Stored data entries:
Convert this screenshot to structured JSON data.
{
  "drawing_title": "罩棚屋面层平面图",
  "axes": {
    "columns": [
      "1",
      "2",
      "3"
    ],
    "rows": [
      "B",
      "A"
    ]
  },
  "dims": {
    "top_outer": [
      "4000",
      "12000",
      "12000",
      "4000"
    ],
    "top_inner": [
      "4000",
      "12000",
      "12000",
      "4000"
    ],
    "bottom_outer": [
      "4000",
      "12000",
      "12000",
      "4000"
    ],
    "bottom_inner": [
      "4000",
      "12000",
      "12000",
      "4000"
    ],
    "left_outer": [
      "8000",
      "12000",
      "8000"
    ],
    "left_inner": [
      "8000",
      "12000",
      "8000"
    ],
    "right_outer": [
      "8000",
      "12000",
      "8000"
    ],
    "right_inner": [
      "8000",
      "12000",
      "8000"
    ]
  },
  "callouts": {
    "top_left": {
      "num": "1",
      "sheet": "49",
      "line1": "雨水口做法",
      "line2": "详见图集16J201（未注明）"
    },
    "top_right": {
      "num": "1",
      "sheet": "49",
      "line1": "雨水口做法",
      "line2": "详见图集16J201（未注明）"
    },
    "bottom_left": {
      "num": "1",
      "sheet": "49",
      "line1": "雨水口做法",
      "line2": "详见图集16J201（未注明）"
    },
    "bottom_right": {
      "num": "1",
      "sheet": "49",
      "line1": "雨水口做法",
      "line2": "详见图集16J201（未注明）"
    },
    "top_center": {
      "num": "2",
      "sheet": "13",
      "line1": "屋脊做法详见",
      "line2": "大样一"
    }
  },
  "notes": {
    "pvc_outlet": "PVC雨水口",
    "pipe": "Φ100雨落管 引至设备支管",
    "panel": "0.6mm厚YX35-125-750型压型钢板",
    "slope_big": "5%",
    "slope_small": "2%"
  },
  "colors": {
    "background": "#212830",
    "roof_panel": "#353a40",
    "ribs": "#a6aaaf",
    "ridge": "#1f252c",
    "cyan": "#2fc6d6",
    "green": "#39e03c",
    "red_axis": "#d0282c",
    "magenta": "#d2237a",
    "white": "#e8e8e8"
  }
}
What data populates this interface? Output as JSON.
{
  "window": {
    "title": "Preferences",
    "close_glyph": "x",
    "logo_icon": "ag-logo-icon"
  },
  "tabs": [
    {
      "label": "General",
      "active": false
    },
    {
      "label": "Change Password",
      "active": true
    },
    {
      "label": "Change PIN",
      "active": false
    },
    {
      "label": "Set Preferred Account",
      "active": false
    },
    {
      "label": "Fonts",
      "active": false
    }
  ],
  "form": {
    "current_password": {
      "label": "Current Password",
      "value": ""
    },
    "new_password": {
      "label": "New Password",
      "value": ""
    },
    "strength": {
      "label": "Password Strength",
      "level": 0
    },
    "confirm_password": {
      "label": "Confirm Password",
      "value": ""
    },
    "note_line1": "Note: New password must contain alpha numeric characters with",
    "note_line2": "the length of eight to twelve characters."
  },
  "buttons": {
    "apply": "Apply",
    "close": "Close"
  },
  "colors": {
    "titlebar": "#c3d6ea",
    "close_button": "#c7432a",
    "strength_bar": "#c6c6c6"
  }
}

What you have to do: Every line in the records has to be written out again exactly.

The answer:
Convert this screenshot to structured JSON data.
{
  "drawing_title": "罩棚屋面层平面图",
  "axes": {
    "columns": [
      "1",
      "2",
      "3"
    ],
    "rows": [
      "B",
      "A"
    ]
  },
  "dims": {
    "top_outer": [
      "4000",
      "12000",
      "12000",
      "4000"
    ],
    "top_inner": [
      "4000",
      "12000",
      "12000",
      "4000"
    ],
    "bottom_outer": [
      "4000",
      "12000",
      "12000",
      "4000"
    ],
    "bottom_inner": [
      "4000",
      "12000",
      "12000",
      "4000"
    ],
    "left_outer": [
      "8000",
      "12000",
      "8000"
    ],
    "left_inner": [
      "8000",
      "12000",
      "8000"
    ],
    "right_outer": [
      "8000",
      "12000",
      "8000"
    ],
    "right_inner": [
      "8000",
      "12000",
      "8000"
    ]
  },
  "callouts": {
    "top_left": {
      "num": "1",
      "sheet": "49",
      "line1": "雨水口做法",
      "line2": "详见图集16J201（未注明）"
    },
    "top_right": {
      "num": "1",
      "sheet": "49",
      "line1": "雨水口做法",
      "line2": "详见图集16J201（未注明）"
    },
    "bottom_left": {
      "num": "1",
      "sheet": "49",
      "line1": "雨水口做法",
      "line2": "详见图集16J201（未注明）"
    },
    "bottom_right": {
      "num": "1",
      "sheet": "49",
      "line1": "雨水口做法",
      "line2": "详见图集16J201（未注明）"
    },
    "top_center": {
      "num": "2",
      "sheet": "13",
      "line1": "屋脊做法详见",
      "line2": "大样一"
    }
  },
  "notes": {
    "pvc_outlet": "PVC雨水口",
    "pipe": "Φ100雨落管 引至设备支管",
    "panel": "0.6mm厚YX35-125-750型压型钢板",
    "slope_big": "5%",
    "slope_small": "2%"
  },
  "colors": {
    "background": "#212830",
    "roof_panel": "#353a40",
    "ribs": "#a6aaaf",
    "ridge": "#1f252c",
    "cyan": "#2fc6d6",
    "green": "#39e03c",
    "red_axis": "#d0282c",
    "magenta": "#d2237a",
    "white": "#e8e8e8"
  }
}
What data populates this interface? Output as JSON.
{
  "window": {
    "title": "Preferences",
    "close_glyph": "x",
    "logo_icon": "ag-logo-icon"
  },
  "tabs": [
    {
      "label": "General",
      "active": false
    },
    {
      "label": "Change Password",
      "active": true
    },
    {
      "label": "Change PIN",
      "active": false
    },
    {
      "label": "Set Preferred Account",
      "active": false
    },
    {
      "label": "Fonts",
      "active": false
    }
  ],
  "form": {
    "current_password": {
      "label": "Current Password",
      "value": ""
    },
    "new_password": {
      "label": "New Password",
      "value": ""
    },
    "strength": {
      "label": "Password Strength",
      "level": 0
    },
    "confirm_password": {
      "label": "Confirm Password",
      "value": ""
    },
    "note_line1": "Note: New password must contain alpha numeric characters with",
    "note_line2": "the length of eight to twelve characters."
  },
  "buttons": {
    "apply": "Apply",
    "close": "Close"
  },
  "colors": {
    "titlebar": "#c3d6ea",
    "close_button": "#c7432a",
    "strength_bar": "#c6c6c6"
  }
}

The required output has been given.